Matthew Amster-Burton 45:46
How like, how do you think you did that?
I think just by having to cook more because the truth is I have a like you I have a kitchen that is you know, not great for cooking multiple dishes at a time you and I both have one oven and you have a four burner or five burner electric range.
Matthew Amster-Burton 46:05
You said this before and as I said last time What the fuck is a five burner range? I've never
know I've sometimes seen one with another you know burner in the middle. Hey, ours is for like like normal years this for as listeners know, minus four, but only two and a half of them work. And as
Matthew Amster-Burton 46:21
listeners know, you do not have a vent fan and have an exhaust fan.
Anyway, so it's difficult to cook more than one thing because I only have you know, a kind of weird janky setup.
Matthew Amster-Burton 46:33
Sure. No, I feel like for me, it's just the opposite that I used to be better at that and feel just kind of like too stressed out to do it. However, yeah, ever since the start of the pandemic, I've just like, you know, one one dish for dinner cooked successfully. That's what I can handle. And that's what I can control. Yeah, but I'm gonna do and be like, that'd be if that means like, we don't have a vegetable tonight. Fine.
Yeah, no, that makes sense.
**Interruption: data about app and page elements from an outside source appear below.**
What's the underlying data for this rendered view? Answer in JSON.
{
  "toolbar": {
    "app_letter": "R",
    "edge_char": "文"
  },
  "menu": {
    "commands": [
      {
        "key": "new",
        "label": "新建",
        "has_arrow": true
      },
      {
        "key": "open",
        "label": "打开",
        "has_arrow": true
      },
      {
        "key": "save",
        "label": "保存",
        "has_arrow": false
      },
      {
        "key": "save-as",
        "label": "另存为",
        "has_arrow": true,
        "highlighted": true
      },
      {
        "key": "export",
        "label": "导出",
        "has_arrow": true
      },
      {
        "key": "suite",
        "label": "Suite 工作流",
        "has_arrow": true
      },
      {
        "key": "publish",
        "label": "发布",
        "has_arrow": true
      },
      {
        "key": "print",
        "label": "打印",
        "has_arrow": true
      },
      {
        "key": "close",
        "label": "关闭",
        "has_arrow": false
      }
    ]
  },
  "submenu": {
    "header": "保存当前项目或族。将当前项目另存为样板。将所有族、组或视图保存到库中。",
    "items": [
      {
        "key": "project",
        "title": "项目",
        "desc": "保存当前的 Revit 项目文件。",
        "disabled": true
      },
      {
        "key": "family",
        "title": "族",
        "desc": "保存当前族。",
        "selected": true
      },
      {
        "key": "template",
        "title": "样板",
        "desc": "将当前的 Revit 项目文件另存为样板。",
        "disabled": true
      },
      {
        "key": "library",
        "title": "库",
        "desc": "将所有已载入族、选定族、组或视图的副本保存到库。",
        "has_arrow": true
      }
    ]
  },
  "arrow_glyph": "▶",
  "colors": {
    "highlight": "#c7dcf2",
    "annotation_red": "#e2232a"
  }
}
I mean, especially in the earlier days when we were really like not going out. Yeah, you know, so fun to go down the old pandemic memory lane. still fresh. Okay, Matthew, do you have a now but wow,
Matthew Amster-Burton 47:08
you like it? Can we call Brian Washington friend of the show? He remembers us. Oh, well. Yeah. So former guests, Brian Washington, wrote a column for The New York Times called I got lost in Tokyo Station and found the perfect comfort food. And it is about the dish, Buddha cockney, which is like a braised pork belly dish that is popular in Japanese bars. it because it's by Brian Washington. It's beautifully written and goes in some unexpected directions. And also like for me, like all the places he was talking about in Tokyo Station. I'm like, oh, yeah, I know exactly where you are. Hmm.
And did you mention that it's in the New York Times? Yeah.
Matthew Amster-Burton 47:55
It was in the New York Times Magazine, and we'll link to it in the show notes. He's
now one of the columnist for the New York Times Magazine. So exciting. belated congratulations to Brian Washington on landing that gig well deserved.
Matthew Amster-Burton 48:06
Yeah, like every time you read a Brian Washington column, like it's, it's fun. And you also like learn something about life? Yeah, he's great.
Okay. Our producer is Abby sercotel.
Matthew Amster-Burton 48:18
Please rate and review us wherever you get your podcasts Don't Don't make us an underappreciated podcast.
You can chat with other spilled milk listeners on our Reddit that's reddit.com/are/everything spilled milk.
Matthew Amster-Burton 48:32
And until next time, thanks you for listening. Thanks you for listening for listening is gonna be our new catchphrase. Thanks you for listening. Spilled Milk. Thanks you for listening.
Oh, boy. Okay. No, thank you for for
Matthew Amster-Burton 48:49
thank you for being a friend on the road and back again. Yeah.
I'm Molly Weissenberg.
Matthew Amster-Burton 48:55
And I'm Matthew Amster-Burton.